Almost everything about the Dingo is controversial, including its scientific name.
The taxonomic identity of the Australian native dog or Dingo has been controversial ever since its initial description by European scientists in 1792. In a recent publication we review available data and conclude that the Dingo is not a separate species but a feral population of an ancient breed of the Domestic Dog (Canis familiaris) that was carried to Australia by humans during prehistory.
When Europeans came to the Australian continent they encountered Dingoes in two different contexts, as companion animals living with Aboriginal people and as wild animals. However, it is largely wild Dingoes that have been the focus of ongoing scientific debate regarding their origins, taxonomic status, and conservation values.
Since the late 18th Centenary, Dingoes have been referred to by various names including Canis dingo, Canis antarticus, Canis lupus dingo, Canis familiaris and Canis familiaris dingo. Of these, C. l. dingo and C. f. dingo have been most frequently used, but it was recently proposed that the Dingo should again recognized as a full species - Canis dingo.
In evaluating this hypothesis we reviewed available morphological, genetic, ecological and biological data for the Dingo, Domestic Dogs and Wolves. These data do not support the notation that the Dingo is a separate species but are consistent with Dingoes being a feral population of an ancient breed of the Domestic Dog (Canis familiaris) that was introduced to Australia by humans about 4,000 years ago. Nor is the use of the name Canis dingo supported under established zoological nomenclature protocols.
A lack of formal taxonomic recognition as a named species or subspecies should not diminish the scientific, ecological and cultural significance of Dingoes. Dingoes remain of great scientific interest as an early representative of Domestic Dogs that were subsequently replaced across most of Asia by more recent dog breeds. Dingoes also appear to play an important ecological role in many Australian ecosystems and they remain an iconic and evocative symbol of ‘wild’ Australia. It is therefore of concern that Dingoes are increasingly threatened by interbreeding with other breeds of Domestic Dogs.
Dr Stephen Jackson, Associate Director, CEP, Australian Museum.
Dr Mark Eldridge, Principal Research Scientist, Terrestrial Vertebrates, Australian Museum.
- Jackson, S.M., Groves, C.P., Flemming, P.J.S., Aplin, K.P., Eldridge, M.D.B., Gonzalez, A. and Helgen, K.M. 2017. The wayward dog: Is the Australian native dog or dingo a distinct species?
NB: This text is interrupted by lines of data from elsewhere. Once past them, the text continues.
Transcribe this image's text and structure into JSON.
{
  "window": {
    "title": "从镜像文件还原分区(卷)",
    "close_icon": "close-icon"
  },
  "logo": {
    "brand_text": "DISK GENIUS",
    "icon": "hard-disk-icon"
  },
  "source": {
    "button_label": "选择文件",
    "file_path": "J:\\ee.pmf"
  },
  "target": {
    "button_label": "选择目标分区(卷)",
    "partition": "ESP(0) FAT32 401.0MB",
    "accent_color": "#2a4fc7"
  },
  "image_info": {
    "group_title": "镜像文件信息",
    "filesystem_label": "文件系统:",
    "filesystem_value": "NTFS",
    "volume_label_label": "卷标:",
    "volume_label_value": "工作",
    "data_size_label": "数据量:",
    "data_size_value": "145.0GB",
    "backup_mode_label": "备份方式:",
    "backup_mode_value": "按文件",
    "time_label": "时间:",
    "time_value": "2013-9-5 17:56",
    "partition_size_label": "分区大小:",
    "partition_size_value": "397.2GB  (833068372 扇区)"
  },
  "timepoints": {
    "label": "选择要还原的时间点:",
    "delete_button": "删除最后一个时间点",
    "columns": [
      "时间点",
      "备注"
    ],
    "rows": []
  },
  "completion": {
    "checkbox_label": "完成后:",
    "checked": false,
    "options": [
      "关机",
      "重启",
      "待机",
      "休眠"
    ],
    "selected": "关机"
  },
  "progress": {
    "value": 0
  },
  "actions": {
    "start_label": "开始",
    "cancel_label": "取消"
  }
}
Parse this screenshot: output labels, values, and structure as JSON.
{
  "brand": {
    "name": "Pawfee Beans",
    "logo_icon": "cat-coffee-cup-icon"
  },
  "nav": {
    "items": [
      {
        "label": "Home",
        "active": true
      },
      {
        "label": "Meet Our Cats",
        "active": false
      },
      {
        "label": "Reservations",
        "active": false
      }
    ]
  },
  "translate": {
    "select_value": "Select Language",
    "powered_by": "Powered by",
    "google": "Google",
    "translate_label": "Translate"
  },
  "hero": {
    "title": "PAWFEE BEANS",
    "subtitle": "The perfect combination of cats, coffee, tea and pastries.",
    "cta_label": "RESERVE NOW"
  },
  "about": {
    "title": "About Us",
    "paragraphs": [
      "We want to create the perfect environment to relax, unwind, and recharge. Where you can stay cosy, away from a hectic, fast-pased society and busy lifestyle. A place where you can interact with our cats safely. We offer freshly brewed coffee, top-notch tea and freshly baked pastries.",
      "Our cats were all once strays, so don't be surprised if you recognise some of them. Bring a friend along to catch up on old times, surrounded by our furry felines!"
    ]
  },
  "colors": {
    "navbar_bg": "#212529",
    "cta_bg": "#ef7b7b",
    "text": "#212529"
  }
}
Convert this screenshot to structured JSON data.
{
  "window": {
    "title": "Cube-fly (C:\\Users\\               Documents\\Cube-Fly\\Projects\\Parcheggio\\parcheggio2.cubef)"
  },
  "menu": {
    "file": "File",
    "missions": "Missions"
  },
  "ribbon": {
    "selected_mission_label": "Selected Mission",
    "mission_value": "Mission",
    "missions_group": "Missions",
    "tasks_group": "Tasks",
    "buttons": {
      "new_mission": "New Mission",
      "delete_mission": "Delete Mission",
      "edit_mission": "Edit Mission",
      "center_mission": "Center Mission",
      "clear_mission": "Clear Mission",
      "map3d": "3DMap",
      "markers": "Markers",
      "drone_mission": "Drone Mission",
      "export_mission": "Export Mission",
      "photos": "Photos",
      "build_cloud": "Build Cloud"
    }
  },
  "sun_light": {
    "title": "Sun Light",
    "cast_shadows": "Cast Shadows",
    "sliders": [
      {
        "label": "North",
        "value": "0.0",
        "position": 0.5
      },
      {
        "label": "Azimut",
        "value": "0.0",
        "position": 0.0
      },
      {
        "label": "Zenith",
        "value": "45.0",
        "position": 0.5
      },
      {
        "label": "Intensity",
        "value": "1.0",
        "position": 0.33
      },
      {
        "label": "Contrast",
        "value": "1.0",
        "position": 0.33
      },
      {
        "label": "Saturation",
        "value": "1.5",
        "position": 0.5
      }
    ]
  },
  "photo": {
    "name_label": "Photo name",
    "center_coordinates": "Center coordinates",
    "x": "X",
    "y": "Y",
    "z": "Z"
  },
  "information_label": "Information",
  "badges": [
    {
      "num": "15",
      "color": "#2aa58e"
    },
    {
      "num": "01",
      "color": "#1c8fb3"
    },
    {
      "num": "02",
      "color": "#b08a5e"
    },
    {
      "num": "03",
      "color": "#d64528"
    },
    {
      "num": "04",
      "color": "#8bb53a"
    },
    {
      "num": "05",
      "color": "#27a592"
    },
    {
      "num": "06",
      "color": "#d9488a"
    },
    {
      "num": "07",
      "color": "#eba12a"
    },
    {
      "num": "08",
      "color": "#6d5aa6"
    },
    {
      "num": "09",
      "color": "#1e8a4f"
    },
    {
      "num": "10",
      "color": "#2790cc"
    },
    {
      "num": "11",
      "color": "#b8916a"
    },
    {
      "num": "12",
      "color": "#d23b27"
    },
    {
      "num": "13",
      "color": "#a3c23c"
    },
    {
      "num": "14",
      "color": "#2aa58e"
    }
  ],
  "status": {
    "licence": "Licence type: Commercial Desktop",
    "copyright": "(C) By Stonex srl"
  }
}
Zootaxa 4317: 201-224. http://www.mapress.com/j/zt/article/view/zootaxa.4317.2.1
- Jackson, S.M., Fleming, P.J.S., Eldridge, M.D.B., Archer, M., Ingleby, S., Johnson, R.N. & Helgen, K.M. (2021) Taxonomy of the Dingo: It’s an ancient dog. Australian Zoologist 41: 347-357.
- Jackson, S.M., Fleming, P.J.S., Eldridge, M.D.B., Ingleby, S., Flannery, T.F., Johnson, R.N., Cooper, S.J.B., Mitchell, K.J., Souili, T., Cooper, A., Wilson, D.E. & Helgen, K.M. (2019) The dogma of dingoes - Taxonomic status of the dingo: A reply to Smith et al. Zootaxa 4564: 198–212.